Thankfully, I really do believe that Salem is nearly as well-known for its Federal architecture as its witch trials, but Salem is not just a Federal city. There are a vast variety of architectural styles in evidence around town, and some of the later (post 1870) styles get short shrift, I think. Even for a layman such as myself, Colonial, Federal , Greek Revival, and Gothic Revival structures are fairly easy to identify, but once you get into the myriad Victorian styles, it gets a bit more confusing, and then the amorphous Colonial Revival provides even more confusion. What is “Victorian Eclectic” (all Victorian houses seem rather eclectic to me)? Are Stick and Shingle houses Victorian or Colonial Revival? Do Craftsman and Arts & Crafts houses fall under the umbrella of Colonial Revival or are they completely different styles? Or are they the same style? And where does the Cottage style fit in–there seem to be so many different types of cottages! I could go on and on with the questions, but until I figure out all the later nineteenth and early twentieth-century styles I just go with my own labels and classifications based on impressions.

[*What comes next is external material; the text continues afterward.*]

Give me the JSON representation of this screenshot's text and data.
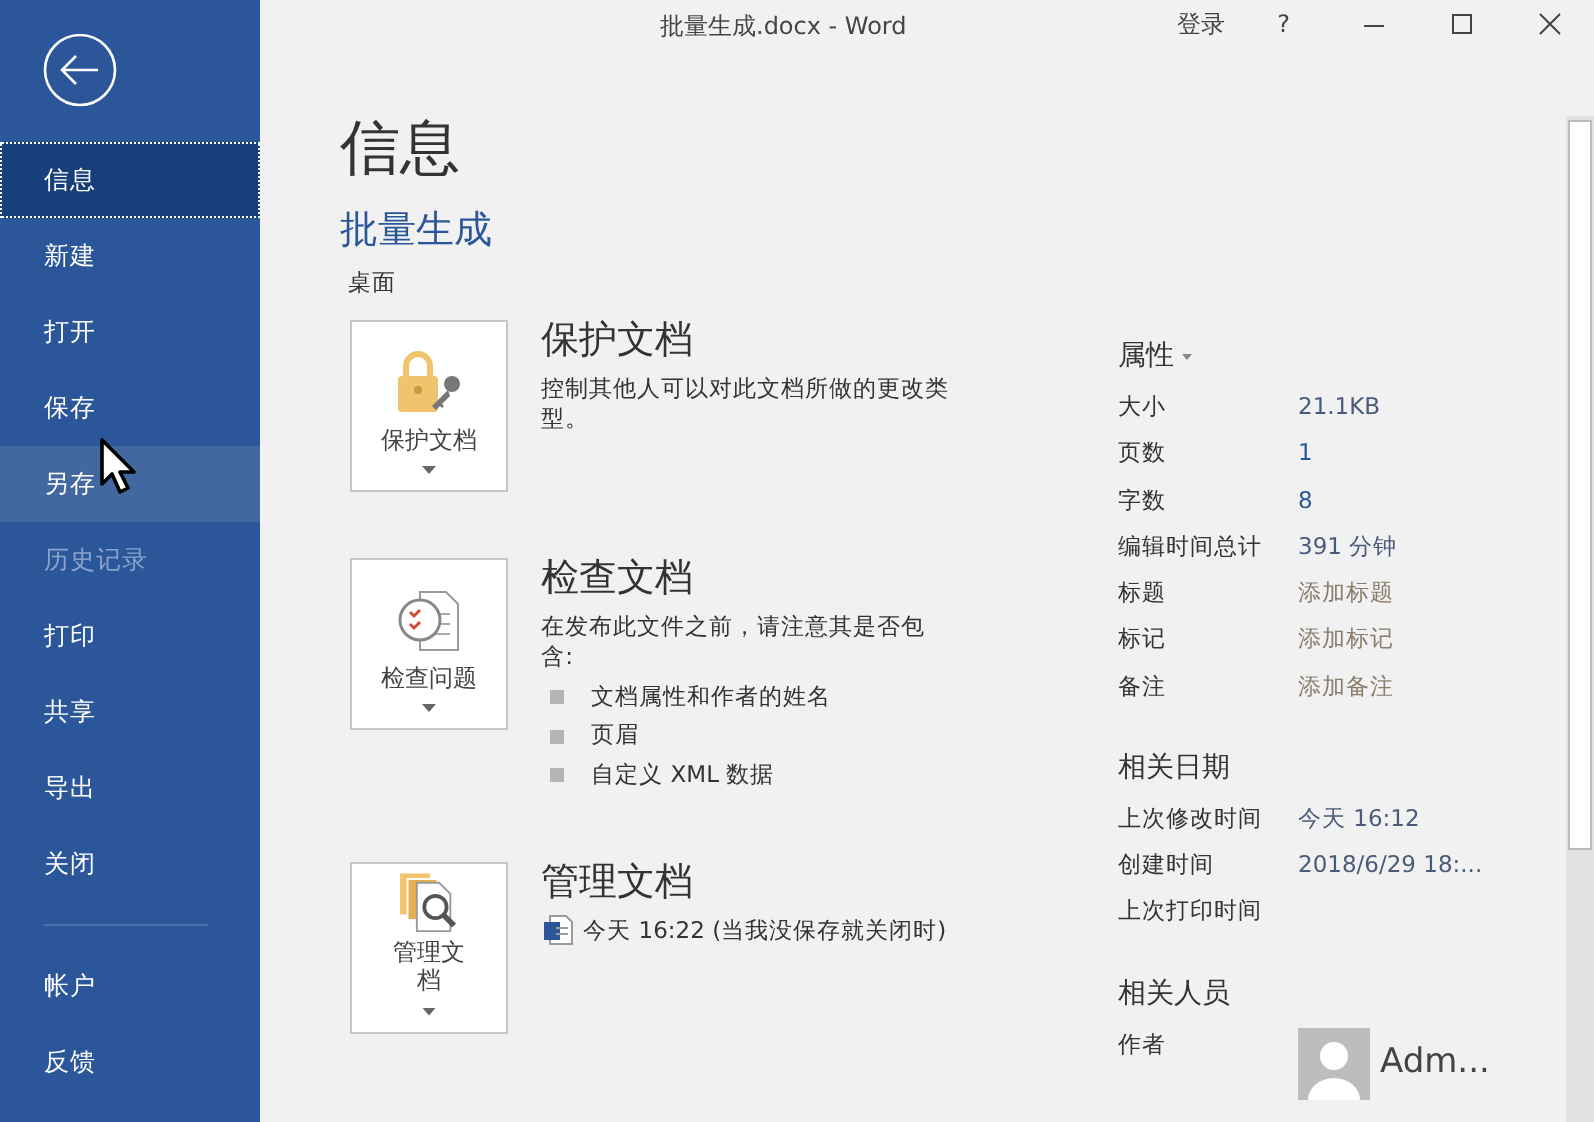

That said, there are several houses in Salem which I always think of as English. They have a certain detail, or presence, or situation, that just conjures up England for me, even though they are all (for the most part) wooden, American houses. I’m really not sure precisely when these houses were built, or for whom: while downtown pre-1850 houses are quite well-documented in Salem, later houses in more outlying neighborhoods (where most of my English houses are located) do not seem to have (written) histories. I welcome all estimates of dates and proper styles: to my untrained eye, they look like a little bit Cottage, a bit Tudor Revival (another easily identifiable style), a bit Shingle, and a bit Arts & Crafts. Hence my confusion!

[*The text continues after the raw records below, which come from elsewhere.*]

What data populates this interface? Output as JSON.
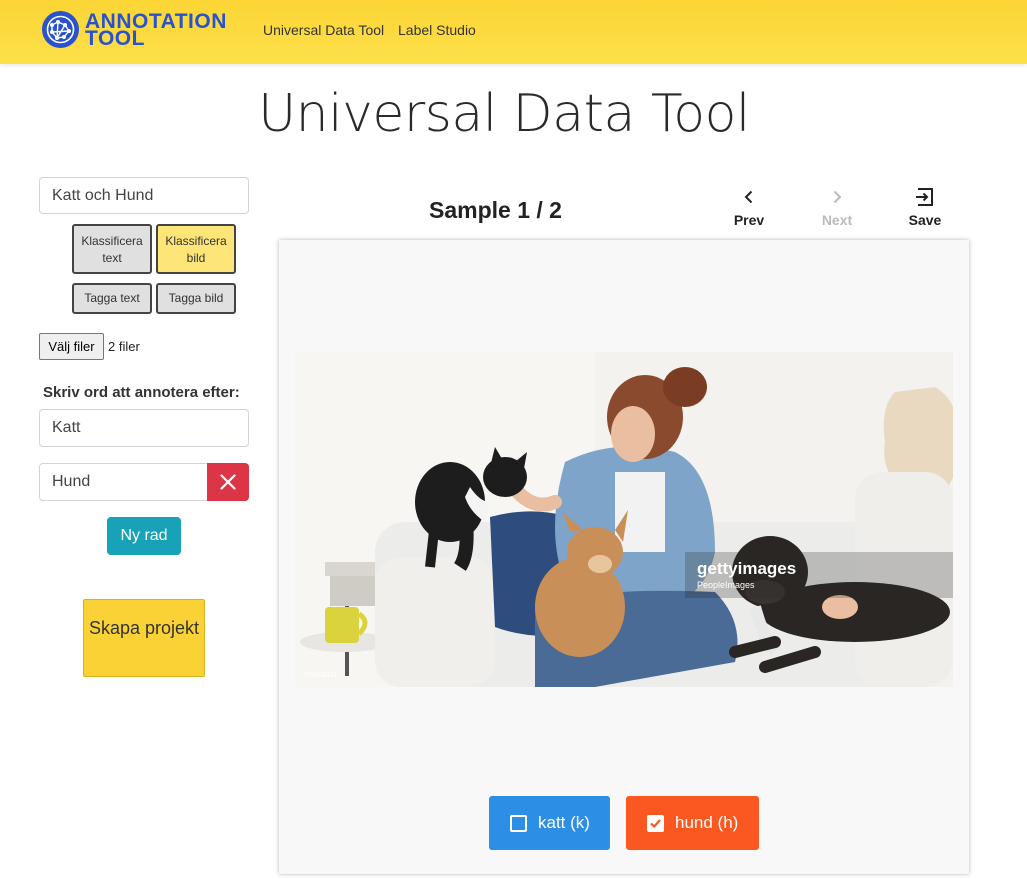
{
  "navbar": {
    "brand_line1": "ANNOTATION",
    "brand_line2": "TOOL",
    "links": [
      "Universal Data Tool",
      "Label Studio"
    ],
    "brand_color": "#2a52cc",
    "background": "#fcd535"
  },
  "page": {
    "title": "Universal Data Tool"
  },
  "sidebar": {
    "project_name": "Katt och Hund",
    "type_buttons": [
      {
        "label": "Klassificera text",
        "active": false
      },
      {
        "label": "Klassificera bild",
        "active": true
      },
      {
        "label": "Tagga text",
        "active": false
      },
      {
        "label": "Tagga bild",
        "active": false
      }
    ],
    "file_button": "Välj filer",
    "file_status": "2 filer",
    "labels_heading": "Skriv ord att annotera efter:",
    "labels": [
      "Katt",
      "Hund"
    ],
    "delete_icon": "close-icon",
    "new_row_button": "Ny rad",
    "create_button": "Skapa projekt"
  },
  "main": {
    "sample_title": "Sample 1 / 2",
    "actions": [
      {
        "label": "Prev",
        "icon": "chevron-left-icon",
        "enabled": true
      },
      {
        "label": "Next",
        "icon": "chevron-right-icon",
        "enabled": false
      },
      {
        "label": "Save",
        "icon": "exit-icon",
        "enabled": true
      }
    ],
    "image_watermark": "gettyimages",
    "image_credit": "PeopleImages",
    "image_id": "499806311",
    "choices": [
      {
        "label": "katt (k)",
        "checked": false,
        "color": "#2c8ee5"
      },
      {
        "label": "hund (h)",
        "checked": true,
        "color": "#fb5721"
      }
    ]
  }
}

South Salem, on the side streets off Lafayette: a really cute English cottage very near Salem State with lots of neat details, a twin-gabled house, a sprawling two-story Tudor Revival, and two houses, wooden and stucco, that were built on land devastated by the great Salem Fire of 1914 that read “English” to me.
Off the Common: a very English craftsman cottage, and a house that has a very distinguished, English presence.
All of these houses could probably be labelled Shingle, or perhaps Colonial Revival, and none of them rise to the level of the more strident English country houses built in America after the turn of the last century found in the pages of periodicals like The American Architect and Building News, but I still think of them as old “English” houses in New England.
English-American houses in the American Architect and Building News (1917) and The Pageant of America, Volume 13: The American Spirit of Architecture (1926).